> **RECORDS PROVIDED**
== Segment start ==
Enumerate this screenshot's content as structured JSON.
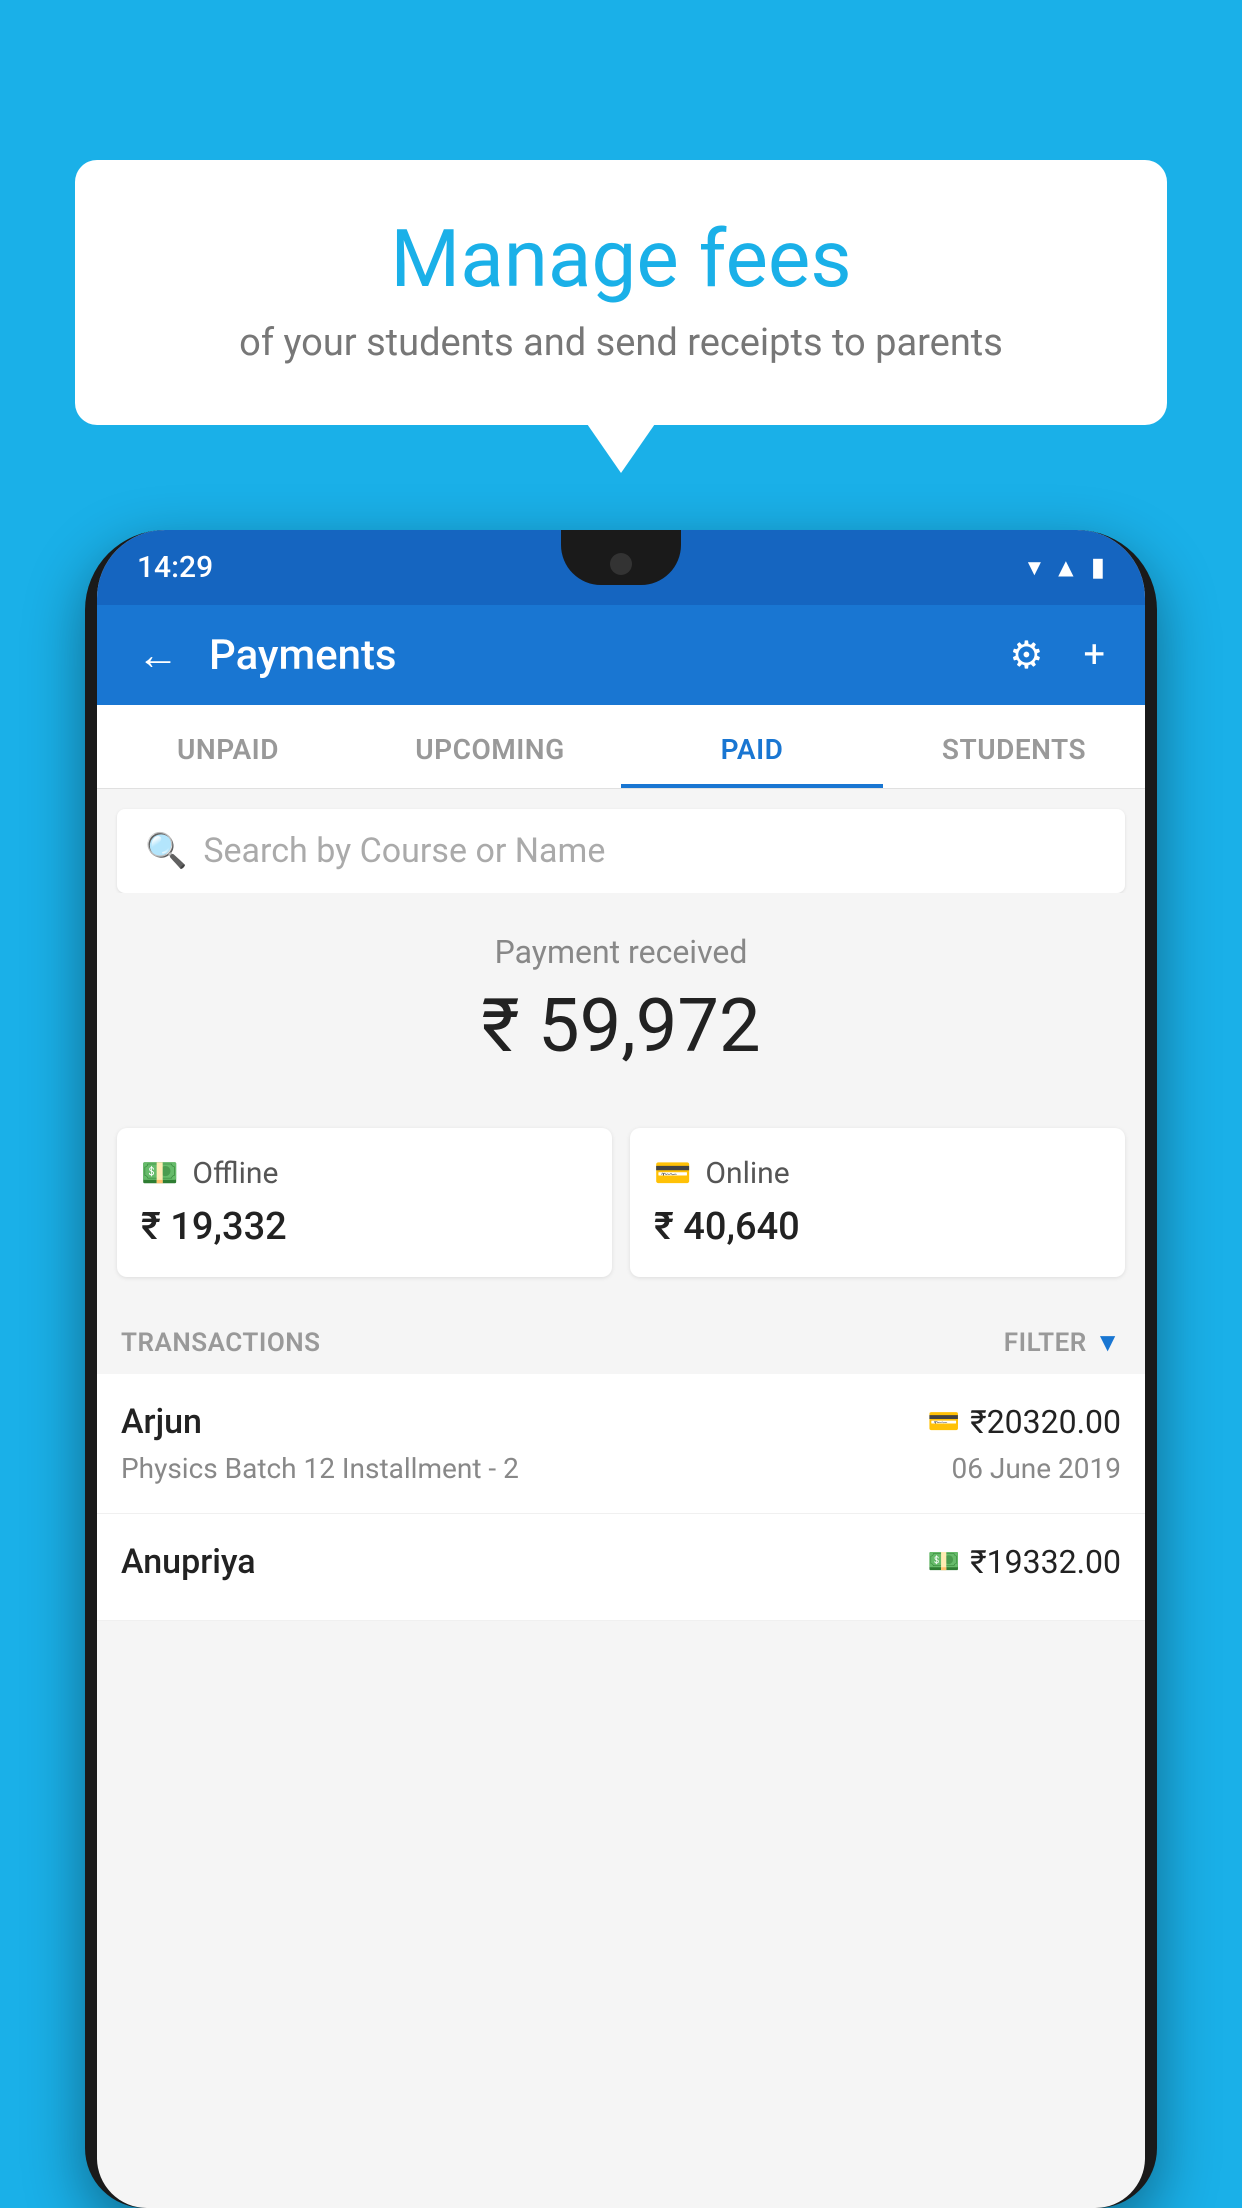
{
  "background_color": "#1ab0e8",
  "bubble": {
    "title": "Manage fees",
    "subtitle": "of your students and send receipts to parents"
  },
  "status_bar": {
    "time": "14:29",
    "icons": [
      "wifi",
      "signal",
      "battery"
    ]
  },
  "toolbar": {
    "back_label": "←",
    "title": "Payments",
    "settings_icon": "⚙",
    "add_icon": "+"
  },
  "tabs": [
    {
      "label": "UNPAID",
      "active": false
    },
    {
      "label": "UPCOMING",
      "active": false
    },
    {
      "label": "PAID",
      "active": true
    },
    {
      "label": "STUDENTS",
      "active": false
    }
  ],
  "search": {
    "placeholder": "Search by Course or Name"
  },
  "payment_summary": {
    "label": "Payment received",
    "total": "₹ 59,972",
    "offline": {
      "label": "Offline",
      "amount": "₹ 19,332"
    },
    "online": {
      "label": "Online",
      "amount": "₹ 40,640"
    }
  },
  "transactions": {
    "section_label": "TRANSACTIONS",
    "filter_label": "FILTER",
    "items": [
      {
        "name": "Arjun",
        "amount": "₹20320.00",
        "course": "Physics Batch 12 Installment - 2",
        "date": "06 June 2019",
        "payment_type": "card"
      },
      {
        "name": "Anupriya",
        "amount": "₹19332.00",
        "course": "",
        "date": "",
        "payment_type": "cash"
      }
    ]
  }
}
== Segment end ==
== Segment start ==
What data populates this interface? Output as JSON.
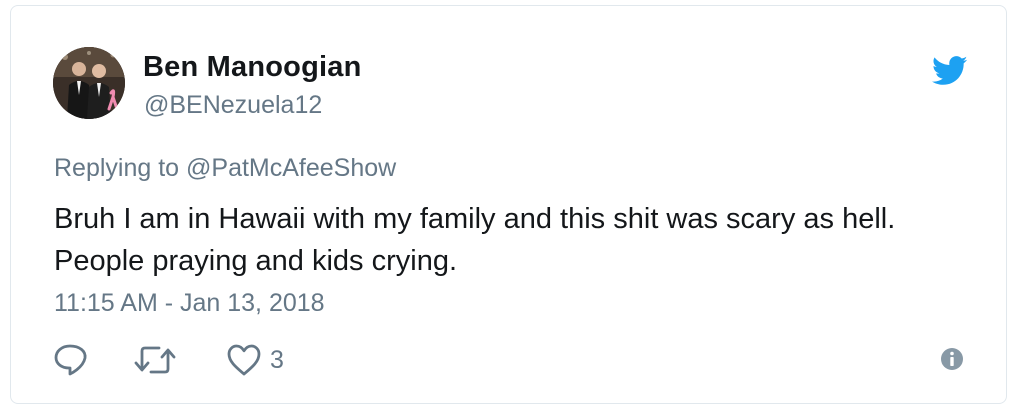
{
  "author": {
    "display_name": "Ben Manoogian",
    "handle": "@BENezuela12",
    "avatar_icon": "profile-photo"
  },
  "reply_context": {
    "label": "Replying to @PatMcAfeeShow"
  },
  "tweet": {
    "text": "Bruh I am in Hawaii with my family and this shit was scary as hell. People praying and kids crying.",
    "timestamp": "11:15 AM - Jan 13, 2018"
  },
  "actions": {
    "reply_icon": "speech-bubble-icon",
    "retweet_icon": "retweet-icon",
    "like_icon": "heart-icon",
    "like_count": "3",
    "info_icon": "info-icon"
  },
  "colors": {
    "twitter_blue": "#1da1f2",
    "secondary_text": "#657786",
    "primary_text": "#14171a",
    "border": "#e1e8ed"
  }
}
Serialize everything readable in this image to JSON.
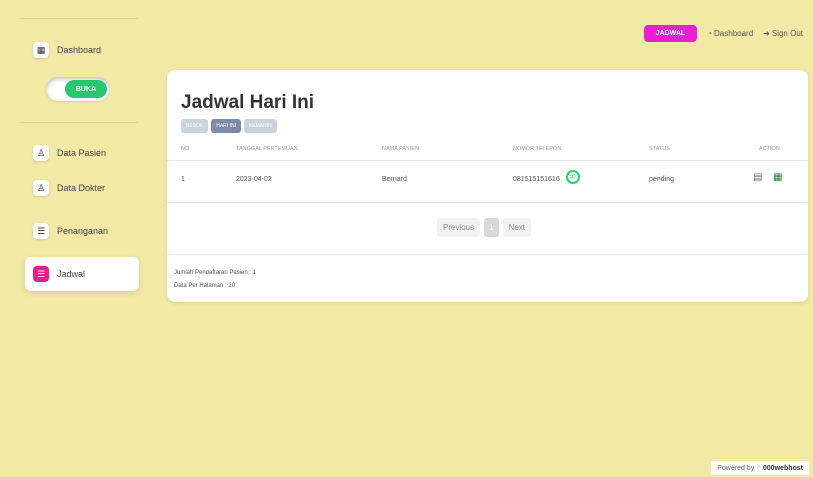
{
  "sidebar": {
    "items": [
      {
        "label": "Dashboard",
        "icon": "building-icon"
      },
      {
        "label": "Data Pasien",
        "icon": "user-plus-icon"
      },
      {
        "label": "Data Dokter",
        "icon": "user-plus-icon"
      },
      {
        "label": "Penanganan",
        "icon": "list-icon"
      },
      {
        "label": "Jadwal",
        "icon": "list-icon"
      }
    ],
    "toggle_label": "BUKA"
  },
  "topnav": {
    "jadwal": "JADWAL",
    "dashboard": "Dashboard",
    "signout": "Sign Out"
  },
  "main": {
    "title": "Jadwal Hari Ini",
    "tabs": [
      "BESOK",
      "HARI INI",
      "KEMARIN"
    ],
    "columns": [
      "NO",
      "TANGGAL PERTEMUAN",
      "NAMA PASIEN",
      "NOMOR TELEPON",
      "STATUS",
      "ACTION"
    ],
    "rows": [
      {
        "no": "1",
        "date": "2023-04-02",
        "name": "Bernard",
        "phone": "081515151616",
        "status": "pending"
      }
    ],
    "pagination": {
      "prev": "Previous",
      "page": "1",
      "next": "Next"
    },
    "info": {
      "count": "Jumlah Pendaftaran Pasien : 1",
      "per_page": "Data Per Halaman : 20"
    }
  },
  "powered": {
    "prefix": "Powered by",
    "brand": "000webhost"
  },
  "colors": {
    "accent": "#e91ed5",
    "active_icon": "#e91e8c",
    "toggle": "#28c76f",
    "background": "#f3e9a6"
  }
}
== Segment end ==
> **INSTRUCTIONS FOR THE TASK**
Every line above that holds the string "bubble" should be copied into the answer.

> **ANSWER SPACE**
  "bubble": {
    "reply_icon": "speech-bubble-icon",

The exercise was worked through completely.